Showcasing Europe’s cultural heritage through Europeana
This month on Europeana Pro we’re exploring how the new Europeana website helps audiences explore the wealth of Europe’s cultural heritage. In this post, our Collections Engagement team – who develop editorial and stories from the material published on Europeana – share their favourite aspects of the website, and the different ways that they work to encourage engagement with digital cultural heritage.
Bringing collections together
Europeana’s new website brings together blogs, galleries and exhibitions on a diverse range of topics, helping audiences discover new content and showcasing the material shared through the site. Europeana Collections Manager Adrian Murphy sees the Discovering Europe page as a particularly good example.
‘At university I studied geography and I have a huge interest in travel and visiting different places across Europe. On Europeana we’ve published many blogs, galleries and exhibitions which offer portraits of places, so I’m really pleased that we now have one place which brings all these together. We can take virtual trips to cities such as Ravenna and Budapest, towns like Aveiro and Spijkenisse – we can discover the variety and beauty of European places from the comfort of our homes.’
Aleks Strzelichowska celebrates the Women’s History page: ‘We think that women's history should be visible and celebrated throughout the year, not just during the Women's History Month in March. That's why we created a page dedicated to the stories of remarkable women. You explore all our content celebrating female artists, scientists, politicians, activists in one place.’
Supporting the use of cultural heritage in education
For Isabel Crespo, Europeana’s Business Development coordinator for education, a highlight of the new site is Europeana Classroom, a dedicated space for teachers:
‘Having worked in a contemporary art museum, I know how difficult, and how important, it is for young people to encounter museum collections and their social and historical narratives. Cultural heritage institutions cannot always reach children by themselves, and it is important for educators (working in museums, archives or libraries), school teachers and families work together to create educational experiences with cultural heritage.’
‘We have listened to communities of teachers to understand their current needs and to help them develop teaching resources with cultural content. I am delighted that the new website has a dedicated online space to inspire and engage young learners and support education professionals. Explore what a teacher thinks of the new Europeana website.’
Showcasing our seasons
The Europeana website also showcases seasons, which explore a theme related to our shared cultural heritage. Marijke Everts is particularly excited about the upcoming Europeana Sport season. ‘As a child I was always quite competitive at sporting activities in my school, especially running, and I also did horse riding and rhythmic gymnastics. So I am particularly excited about Europeana Sport, which will highlight Europe’s sporting heritage and encourage everyone to share their own story on Europeana, whether it’s from the sidelines or on the field.

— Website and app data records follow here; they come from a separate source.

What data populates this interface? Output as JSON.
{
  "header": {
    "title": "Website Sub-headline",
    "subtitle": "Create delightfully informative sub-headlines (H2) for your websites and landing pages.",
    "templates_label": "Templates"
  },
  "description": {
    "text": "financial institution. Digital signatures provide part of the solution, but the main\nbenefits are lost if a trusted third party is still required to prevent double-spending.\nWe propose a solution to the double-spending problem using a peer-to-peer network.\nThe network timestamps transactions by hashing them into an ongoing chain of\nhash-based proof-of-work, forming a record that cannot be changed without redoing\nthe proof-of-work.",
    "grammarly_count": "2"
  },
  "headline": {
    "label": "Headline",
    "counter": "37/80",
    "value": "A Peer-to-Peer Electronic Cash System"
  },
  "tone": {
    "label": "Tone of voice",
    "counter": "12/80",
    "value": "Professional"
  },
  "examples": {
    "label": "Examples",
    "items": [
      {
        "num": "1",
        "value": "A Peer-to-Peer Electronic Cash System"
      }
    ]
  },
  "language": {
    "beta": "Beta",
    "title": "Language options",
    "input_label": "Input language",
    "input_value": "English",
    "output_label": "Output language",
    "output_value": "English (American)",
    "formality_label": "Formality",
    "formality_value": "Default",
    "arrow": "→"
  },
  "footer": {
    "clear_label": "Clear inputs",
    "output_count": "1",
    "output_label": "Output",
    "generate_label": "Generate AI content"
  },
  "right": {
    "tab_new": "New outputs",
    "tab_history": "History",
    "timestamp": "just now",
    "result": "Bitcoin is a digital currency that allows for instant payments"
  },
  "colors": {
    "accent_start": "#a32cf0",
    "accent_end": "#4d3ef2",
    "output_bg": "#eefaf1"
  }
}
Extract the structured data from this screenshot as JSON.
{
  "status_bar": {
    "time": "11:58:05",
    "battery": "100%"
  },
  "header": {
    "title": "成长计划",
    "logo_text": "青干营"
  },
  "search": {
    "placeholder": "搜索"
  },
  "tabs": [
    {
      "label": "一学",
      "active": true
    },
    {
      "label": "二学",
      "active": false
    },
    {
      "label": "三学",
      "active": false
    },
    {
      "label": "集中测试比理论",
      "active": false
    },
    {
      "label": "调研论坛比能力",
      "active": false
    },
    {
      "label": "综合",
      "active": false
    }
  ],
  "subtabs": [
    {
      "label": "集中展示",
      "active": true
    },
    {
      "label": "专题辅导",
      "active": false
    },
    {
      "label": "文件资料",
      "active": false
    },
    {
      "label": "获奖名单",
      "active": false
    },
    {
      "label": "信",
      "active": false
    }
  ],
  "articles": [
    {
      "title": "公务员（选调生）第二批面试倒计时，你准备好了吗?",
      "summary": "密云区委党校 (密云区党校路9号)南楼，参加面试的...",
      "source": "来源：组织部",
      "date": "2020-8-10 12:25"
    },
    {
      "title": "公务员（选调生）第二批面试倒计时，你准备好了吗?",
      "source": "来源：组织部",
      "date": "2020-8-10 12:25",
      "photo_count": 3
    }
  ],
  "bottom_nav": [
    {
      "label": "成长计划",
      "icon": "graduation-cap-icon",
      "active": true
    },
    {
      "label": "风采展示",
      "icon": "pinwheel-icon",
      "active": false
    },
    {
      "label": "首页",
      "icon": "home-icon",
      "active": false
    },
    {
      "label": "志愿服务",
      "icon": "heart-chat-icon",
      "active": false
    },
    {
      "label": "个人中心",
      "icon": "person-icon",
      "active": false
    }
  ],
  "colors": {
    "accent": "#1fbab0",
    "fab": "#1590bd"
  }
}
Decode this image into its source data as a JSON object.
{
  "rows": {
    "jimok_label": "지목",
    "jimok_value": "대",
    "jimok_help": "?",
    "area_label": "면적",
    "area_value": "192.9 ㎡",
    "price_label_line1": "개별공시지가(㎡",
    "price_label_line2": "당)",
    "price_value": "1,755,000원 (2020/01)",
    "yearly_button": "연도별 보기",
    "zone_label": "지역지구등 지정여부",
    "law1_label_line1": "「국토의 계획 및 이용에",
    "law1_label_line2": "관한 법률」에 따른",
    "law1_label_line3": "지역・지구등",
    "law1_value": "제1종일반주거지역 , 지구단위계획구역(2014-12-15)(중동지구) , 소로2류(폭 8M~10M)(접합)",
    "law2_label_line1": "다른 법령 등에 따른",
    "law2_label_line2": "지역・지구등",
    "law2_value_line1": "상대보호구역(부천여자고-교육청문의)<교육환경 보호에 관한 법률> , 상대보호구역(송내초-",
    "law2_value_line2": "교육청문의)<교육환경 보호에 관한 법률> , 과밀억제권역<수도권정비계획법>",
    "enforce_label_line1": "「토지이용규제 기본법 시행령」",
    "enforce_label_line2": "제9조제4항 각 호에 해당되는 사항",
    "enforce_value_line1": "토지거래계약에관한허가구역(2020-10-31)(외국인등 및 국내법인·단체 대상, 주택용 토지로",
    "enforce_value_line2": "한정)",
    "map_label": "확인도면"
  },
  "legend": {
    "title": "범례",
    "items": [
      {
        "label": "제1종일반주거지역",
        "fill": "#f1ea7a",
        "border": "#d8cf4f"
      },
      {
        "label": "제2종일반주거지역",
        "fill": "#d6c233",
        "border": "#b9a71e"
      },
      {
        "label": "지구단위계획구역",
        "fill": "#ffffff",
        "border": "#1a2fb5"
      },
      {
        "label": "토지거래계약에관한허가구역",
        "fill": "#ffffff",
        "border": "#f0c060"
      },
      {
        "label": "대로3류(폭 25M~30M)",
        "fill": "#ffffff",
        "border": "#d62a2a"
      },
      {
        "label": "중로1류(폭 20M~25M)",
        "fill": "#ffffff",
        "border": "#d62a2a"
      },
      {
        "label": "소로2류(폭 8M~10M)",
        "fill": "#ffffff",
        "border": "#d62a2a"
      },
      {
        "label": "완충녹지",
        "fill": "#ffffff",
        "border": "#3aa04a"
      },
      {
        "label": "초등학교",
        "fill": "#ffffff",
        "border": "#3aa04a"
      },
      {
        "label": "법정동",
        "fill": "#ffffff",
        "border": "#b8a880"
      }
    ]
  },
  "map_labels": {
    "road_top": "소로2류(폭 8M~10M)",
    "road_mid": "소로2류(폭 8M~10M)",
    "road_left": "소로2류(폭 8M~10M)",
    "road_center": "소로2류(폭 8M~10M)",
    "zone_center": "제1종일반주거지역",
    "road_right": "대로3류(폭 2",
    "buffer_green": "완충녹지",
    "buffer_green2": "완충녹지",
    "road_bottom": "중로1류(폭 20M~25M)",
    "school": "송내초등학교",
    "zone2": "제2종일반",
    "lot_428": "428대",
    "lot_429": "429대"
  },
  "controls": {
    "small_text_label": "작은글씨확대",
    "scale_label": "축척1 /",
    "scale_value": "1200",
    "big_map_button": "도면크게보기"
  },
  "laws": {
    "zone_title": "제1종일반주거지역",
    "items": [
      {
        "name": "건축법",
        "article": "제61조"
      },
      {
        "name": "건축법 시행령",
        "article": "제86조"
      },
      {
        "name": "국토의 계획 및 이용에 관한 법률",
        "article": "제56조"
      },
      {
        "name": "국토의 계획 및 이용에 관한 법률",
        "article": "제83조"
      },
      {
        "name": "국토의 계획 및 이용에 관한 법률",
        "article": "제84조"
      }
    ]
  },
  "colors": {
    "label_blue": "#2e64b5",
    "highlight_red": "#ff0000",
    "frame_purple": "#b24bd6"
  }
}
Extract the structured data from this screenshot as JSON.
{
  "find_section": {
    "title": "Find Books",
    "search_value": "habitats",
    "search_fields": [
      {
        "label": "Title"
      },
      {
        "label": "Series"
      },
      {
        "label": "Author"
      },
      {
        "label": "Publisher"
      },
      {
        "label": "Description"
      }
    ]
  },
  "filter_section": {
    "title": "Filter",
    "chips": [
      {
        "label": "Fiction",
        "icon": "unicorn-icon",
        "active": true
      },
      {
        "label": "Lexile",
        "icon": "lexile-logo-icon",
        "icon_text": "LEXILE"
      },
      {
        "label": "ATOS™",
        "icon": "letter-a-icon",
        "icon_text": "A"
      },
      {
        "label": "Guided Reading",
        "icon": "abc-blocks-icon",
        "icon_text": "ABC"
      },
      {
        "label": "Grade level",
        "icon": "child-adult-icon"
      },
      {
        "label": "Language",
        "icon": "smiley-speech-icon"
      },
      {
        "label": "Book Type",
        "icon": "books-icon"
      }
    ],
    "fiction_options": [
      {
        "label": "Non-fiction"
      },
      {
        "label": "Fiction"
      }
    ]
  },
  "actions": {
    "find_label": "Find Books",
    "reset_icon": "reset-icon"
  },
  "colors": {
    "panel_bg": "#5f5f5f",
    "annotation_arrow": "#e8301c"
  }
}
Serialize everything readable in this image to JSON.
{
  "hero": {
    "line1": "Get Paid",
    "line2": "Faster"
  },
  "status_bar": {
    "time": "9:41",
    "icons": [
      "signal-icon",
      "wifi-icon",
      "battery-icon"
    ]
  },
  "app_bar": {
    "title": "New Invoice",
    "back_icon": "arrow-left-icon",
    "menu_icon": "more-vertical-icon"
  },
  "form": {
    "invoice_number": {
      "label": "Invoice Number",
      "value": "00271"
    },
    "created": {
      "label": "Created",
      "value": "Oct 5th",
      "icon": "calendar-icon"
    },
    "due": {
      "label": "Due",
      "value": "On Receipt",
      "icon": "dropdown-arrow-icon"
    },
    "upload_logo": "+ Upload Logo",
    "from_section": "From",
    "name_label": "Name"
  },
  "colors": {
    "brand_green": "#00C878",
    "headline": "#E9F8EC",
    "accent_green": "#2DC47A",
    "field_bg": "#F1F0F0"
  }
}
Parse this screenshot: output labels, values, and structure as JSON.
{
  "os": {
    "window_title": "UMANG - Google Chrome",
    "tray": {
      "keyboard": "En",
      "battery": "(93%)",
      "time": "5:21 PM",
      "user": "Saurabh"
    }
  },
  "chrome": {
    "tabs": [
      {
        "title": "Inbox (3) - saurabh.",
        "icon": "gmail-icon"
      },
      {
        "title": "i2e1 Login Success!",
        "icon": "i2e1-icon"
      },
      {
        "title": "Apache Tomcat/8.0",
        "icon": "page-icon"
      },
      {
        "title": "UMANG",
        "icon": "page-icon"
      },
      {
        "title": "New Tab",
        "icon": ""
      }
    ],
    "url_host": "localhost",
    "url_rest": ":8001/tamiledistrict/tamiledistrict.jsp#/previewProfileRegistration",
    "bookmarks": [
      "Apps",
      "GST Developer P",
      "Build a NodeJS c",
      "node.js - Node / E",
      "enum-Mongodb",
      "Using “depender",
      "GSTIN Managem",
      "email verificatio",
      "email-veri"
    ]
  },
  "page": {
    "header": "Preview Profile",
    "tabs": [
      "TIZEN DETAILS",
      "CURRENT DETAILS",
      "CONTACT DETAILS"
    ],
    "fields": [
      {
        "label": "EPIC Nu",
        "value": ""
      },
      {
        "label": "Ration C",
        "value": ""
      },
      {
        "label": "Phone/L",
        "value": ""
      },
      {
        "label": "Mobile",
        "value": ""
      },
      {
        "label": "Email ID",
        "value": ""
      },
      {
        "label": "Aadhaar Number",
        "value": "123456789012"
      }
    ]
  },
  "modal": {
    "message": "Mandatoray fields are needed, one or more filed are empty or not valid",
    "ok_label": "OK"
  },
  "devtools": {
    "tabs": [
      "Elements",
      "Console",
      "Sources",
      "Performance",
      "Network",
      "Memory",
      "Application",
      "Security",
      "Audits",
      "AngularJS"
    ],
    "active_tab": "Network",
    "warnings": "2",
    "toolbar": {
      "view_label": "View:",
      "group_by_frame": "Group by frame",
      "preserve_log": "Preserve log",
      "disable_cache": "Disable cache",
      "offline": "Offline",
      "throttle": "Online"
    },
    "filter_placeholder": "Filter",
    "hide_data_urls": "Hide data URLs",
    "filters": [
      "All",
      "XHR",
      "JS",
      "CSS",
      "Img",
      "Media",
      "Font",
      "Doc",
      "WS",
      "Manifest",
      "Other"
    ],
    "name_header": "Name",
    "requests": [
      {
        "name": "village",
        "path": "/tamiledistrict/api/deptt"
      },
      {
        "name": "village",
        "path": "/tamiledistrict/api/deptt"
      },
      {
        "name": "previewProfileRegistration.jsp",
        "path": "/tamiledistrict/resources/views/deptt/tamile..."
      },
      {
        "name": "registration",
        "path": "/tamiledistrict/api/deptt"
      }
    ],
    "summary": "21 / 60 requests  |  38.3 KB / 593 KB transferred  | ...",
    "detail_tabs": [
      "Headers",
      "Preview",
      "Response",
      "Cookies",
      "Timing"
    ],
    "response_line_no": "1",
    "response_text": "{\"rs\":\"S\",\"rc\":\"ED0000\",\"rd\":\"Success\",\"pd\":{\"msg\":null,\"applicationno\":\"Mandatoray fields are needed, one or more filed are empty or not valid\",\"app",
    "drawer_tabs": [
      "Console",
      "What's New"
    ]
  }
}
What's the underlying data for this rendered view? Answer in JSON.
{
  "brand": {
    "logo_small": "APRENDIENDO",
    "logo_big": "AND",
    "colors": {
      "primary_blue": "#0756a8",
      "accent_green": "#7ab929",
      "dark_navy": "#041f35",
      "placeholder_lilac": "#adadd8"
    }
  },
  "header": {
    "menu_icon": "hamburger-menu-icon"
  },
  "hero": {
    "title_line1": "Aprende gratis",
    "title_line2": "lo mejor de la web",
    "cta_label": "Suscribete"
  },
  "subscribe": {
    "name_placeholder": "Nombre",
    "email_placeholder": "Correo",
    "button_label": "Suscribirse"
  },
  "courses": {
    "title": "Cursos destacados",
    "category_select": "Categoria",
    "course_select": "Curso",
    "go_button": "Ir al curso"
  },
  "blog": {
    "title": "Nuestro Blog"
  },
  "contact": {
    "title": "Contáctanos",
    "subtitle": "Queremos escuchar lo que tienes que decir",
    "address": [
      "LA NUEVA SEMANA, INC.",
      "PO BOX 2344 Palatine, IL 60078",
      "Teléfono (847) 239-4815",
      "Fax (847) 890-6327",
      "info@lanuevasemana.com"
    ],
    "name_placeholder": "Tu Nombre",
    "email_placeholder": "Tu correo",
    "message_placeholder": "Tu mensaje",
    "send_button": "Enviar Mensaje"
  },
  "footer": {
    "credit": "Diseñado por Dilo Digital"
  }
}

In collaboration with sporting institutions, the events, shared stories and sporting content on Europeana will also be highlighted to our audiences through our blogs, galleries, and webinars throughout the campaign.’
Surfacing new stories
As Jolan Wuyts highlights, ‘With the relaunch of Europeana's website we now have a much more flexible way of collecting content into different topics for anyone to discover. Browse pages give us the ability to group content in ways we couldn't before. An important part is being able to surface stories and give voice to those that didn't have the privilege to be heard. With the new website we can create new spaces to showcase stories of activism and awareness. For example, the browse page on LGBTQ+ is important to me because it highlights stories that I wish I would have read when I was growing up and figuring out my own identity.’
Maggy Szynkielewska agrees: ‘I am thrilled when our work in Europeana can directly answer the needs of our users, especially those that are underrepresented. My favourite example of that is Disabilities in Art which was born as a result of collaborating with #DisabilityHistory Twitter community. They directly shaped the content of the gallery by choosing European artworks which appropriately reflects experiences and treatment of people with disabilities. Thanks to their voices and active participation we accomplished a much more apt and diverse result than by doing it alone.’
If you would like to explore the editorial highlighted in this post, visit the website and browse blogs, galleries and exhibitions. For more information on how you can share your own collections with Europeana, visit our page on how to share your data.